◆ Exercise details:
With the string "hotspot" as the filter, copy each matching line from the records.
Segment Open
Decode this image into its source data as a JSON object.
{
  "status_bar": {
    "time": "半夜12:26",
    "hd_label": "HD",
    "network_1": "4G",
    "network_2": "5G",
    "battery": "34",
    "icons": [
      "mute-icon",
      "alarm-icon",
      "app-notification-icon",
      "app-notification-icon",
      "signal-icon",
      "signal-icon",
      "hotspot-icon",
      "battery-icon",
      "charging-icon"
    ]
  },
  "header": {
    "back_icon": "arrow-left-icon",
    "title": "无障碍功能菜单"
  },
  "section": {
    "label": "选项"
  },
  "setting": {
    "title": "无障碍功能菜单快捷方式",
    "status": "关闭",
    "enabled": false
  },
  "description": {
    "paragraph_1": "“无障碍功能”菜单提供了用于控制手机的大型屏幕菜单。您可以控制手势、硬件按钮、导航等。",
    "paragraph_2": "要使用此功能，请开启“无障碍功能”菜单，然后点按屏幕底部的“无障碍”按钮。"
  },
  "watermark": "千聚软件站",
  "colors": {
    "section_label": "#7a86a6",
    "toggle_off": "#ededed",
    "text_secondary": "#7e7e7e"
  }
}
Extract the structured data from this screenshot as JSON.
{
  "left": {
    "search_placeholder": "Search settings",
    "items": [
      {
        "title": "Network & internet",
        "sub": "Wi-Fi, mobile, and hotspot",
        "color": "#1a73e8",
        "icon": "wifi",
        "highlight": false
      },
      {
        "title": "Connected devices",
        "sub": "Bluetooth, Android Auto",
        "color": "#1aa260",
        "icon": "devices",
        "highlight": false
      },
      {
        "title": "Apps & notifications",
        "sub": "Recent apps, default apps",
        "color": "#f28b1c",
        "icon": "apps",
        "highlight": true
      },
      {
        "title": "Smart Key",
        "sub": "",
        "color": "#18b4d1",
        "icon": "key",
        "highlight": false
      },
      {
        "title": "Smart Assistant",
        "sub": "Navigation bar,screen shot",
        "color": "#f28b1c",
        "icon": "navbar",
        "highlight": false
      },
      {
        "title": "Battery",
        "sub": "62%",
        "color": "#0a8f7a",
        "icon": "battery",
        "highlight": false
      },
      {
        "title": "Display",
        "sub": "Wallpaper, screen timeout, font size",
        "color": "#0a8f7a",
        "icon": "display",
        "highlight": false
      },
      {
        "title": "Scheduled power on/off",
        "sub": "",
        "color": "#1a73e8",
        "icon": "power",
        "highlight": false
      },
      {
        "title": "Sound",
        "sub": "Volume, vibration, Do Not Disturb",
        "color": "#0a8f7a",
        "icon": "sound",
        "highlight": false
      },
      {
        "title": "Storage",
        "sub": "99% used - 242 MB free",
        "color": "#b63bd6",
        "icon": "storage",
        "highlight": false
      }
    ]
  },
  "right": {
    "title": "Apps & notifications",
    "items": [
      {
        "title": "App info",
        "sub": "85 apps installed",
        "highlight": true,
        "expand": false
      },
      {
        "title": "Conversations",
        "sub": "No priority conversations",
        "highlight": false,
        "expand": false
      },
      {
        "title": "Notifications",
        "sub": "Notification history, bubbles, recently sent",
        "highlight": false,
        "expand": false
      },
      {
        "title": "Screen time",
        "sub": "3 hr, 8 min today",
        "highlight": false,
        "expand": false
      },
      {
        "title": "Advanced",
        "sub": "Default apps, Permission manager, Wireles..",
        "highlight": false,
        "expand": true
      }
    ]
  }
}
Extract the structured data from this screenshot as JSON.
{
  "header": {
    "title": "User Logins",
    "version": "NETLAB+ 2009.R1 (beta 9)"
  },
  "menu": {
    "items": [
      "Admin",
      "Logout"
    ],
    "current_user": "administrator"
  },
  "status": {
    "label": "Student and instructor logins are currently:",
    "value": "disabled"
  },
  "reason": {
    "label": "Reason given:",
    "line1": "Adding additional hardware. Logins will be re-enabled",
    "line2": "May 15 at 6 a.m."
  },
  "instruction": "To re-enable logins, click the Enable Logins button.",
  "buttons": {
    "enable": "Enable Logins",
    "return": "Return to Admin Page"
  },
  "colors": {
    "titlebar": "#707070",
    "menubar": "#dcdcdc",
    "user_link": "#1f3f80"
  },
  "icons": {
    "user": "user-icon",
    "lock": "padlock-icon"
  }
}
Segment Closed
◆ Task result:
      "hotspot-icon",
        "sub": "Wi-Fi, mobile, and hotspot",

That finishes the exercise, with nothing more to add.